▸ **What you should do**:
Only lines that contain the word "icon" are to be returned from the data below.

Dataset rows describing interfaces

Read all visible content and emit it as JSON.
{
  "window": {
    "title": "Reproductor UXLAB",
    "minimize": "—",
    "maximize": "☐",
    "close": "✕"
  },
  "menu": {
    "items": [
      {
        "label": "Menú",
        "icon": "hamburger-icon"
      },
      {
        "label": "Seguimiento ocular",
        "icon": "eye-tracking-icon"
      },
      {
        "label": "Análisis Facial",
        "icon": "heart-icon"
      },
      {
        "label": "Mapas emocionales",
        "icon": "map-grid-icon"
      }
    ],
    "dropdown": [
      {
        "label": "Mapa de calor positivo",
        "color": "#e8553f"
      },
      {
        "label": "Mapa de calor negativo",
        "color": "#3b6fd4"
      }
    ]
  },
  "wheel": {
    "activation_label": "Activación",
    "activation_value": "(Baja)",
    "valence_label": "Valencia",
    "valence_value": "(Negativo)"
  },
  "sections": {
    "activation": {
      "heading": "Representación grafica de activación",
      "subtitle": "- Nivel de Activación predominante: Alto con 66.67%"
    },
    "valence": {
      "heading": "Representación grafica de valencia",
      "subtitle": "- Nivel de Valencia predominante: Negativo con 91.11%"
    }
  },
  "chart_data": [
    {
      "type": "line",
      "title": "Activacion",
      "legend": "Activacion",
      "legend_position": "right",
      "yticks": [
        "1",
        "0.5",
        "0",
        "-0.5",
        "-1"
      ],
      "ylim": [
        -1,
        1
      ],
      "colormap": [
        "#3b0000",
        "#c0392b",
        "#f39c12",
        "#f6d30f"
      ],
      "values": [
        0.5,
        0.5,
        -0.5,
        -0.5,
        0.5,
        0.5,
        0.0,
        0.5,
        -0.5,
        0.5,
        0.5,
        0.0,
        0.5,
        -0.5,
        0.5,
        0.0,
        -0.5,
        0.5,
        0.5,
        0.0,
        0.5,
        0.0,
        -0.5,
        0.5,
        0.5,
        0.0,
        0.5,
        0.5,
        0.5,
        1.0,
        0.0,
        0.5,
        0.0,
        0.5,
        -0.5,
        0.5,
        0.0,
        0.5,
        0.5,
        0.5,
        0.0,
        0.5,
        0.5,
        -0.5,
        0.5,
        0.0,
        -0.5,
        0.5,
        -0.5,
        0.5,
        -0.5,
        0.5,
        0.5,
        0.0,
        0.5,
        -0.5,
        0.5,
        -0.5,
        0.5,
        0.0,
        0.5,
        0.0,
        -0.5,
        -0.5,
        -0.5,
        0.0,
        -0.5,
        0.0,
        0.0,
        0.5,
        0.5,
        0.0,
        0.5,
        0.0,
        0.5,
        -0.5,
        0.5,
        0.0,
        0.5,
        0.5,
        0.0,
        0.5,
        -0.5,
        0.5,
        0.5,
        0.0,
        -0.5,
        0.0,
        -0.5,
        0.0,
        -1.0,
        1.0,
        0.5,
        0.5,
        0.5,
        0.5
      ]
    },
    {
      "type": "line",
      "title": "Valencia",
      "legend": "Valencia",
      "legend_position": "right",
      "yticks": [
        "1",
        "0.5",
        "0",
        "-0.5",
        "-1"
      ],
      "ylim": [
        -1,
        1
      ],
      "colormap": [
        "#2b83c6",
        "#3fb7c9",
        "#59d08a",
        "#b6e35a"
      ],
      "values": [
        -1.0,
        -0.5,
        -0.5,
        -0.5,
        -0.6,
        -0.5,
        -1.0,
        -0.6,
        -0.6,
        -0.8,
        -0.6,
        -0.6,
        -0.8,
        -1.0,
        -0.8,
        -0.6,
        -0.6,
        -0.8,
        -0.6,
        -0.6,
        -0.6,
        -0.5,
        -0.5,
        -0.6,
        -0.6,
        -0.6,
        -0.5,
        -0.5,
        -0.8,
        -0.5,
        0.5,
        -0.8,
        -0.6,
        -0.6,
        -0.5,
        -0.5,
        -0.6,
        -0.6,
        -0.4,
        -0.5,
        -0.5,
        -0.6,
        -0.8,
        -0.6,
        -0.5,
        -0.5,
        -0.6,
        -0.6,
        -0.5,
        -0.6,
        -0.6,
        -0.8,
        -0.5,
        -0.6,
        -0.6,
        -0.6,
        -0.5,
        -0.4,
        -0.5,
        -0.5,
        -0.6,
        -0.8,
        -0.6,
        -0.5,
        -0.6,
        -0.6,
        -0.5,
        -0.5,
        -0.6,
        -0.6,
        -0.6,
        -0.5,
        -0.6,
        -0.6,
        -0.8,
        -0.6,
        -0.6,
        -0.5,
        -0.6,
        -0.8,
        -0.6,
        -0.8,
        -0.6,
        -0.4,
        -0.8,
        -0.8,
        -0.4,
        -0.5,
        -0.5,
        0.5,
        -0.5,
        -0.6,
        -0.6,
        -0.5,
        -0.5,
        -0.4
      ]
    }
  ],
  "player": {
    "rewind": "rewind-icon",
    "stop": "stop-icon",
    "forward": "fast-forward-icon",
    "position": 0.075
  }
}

▸ **Answer box**:
        "icon": "hamburger-icon"
        "icon": "eye-tracking-icon"
        "icon": "heart-icon"
        "icon": "map-grid-icon"
    "rewind": "rewind-icon",
    "stop": "stop-icon",
    "forward": "fast-forward-icon",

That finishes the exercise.